eliminate any rights a minor league player has to pursue antitrust violations under

sections 1 and 2 of the Sherman Act, 15 U.S.C. §§ 1, 2, or under section 4 of the

- 47 -

Case: 15-16938, 01/06/2016, ID: 9818244, DktEntry: 4, Page 53 of 56

Clayton Act, 15 U.S.C. §§ 15, 26. The Curt Flood Act only restricts application of

the Curt Flood Act to major league baseball players.

CONCLUSION

For the reasons set forth above, the District Court’s Judgment dismissing

Appellants’ antitrust claims should be reversed.

Dated: January 6, 2016

/s/ Samuel Kornhauser

SAMUEL KORNHAUSER California Bar No. 083528 DAVID TRUONG California Bar No. 306830 LAW OFFICES OF SAMUEL KORNHAUSER 155 Jackson Street, Suite 1807 San Francisco, California 94111 Telephone: (415) 981-6281 Facsimile: (415) 981-7616 E-Mail: skornhauser@earthlink.net

- 48 -

Case: 15-16938, 01/06/2016, ID: 9818244, DktEntry: 4, Page 54 of 56

CERTIFICATE OF COMPLIANCE

The undersigned hereby certifies that, according to the word count provided

by Microsoft Word 2013, the body of the foregoing brief contains 11,973 words,

exclusive of those parts excluded by Fed. R. App. P. 32(a)(7)(B)(iii), which is less

than the 14,000 words permitted by Fed. R. App. P. 32(a)(7)(B). This brief is in

14-Point times New Roman Font, which is proportionally spaced. See Fed R. App.

P. 32(a)(5),(6).

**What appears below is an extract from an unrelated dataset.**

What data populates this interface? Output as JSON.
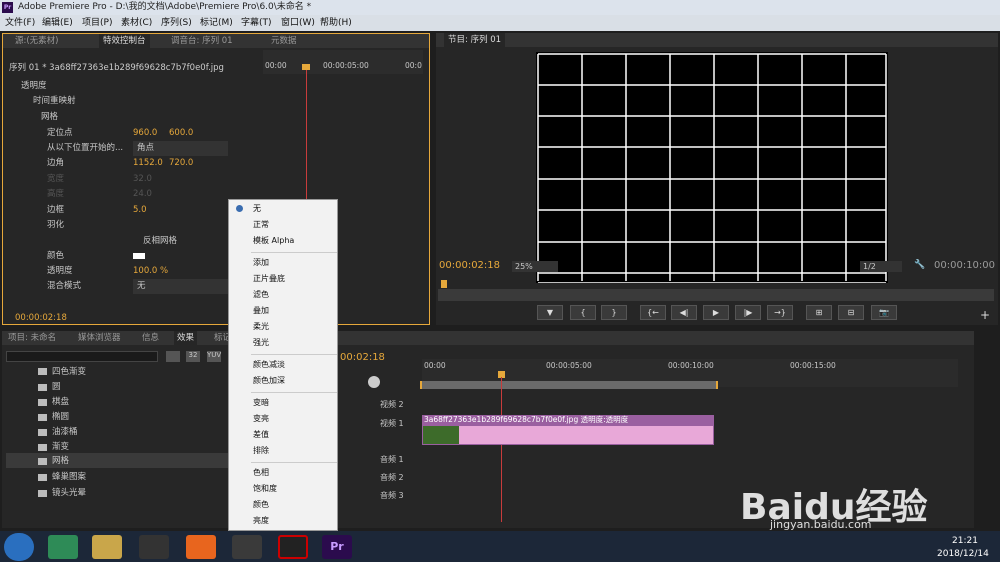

DATED: January 6, 2016

Respectfully submitted,

LAW OFFICES OF SAMUEL KORNHAUSER

By:

/s/ Samuel Kornhauser

SAMUEL KORNHAUSER Attorney for Appellant

- 49 -

Case: 15-16938, 01/06/2016, ID: 9818244, DktEntry: 4, Page 55 of 56

STATEMENT OF RELATED CASES

The undersigned, counsel of record for the Plaintiff-Appellant, certifies,

pursuant to Rule 28-2.6 of the Rules of the United States Court of Appeals for the

Ninth Circuit, that to his knowledge there are no related cases.

DATED this 6th day of January, 2016.

By:

/s/ Samuel Kornhauser

SAMUEL KORNHAUSER Attorney for Appellant

- 50 -

Case: 15-16938, 01/06/2016, ID: 9818244, DktEntry: 4, Page 56 of 56

CERTIFICATE OF SERVICE

The undersigned hereby certifies that a true and correct copy of the forgoing

APPELLANT’S OPENING BRIEF has been filed electronically with the Ninth

Circuit Court of Appeals, this 6th day of January, 2016. Notice of this filing will be

sent to all parties of record by operation of the Court’s electronic filing system.

/s/ Samuel Rolnick

Samuel Rolnick

- 51 -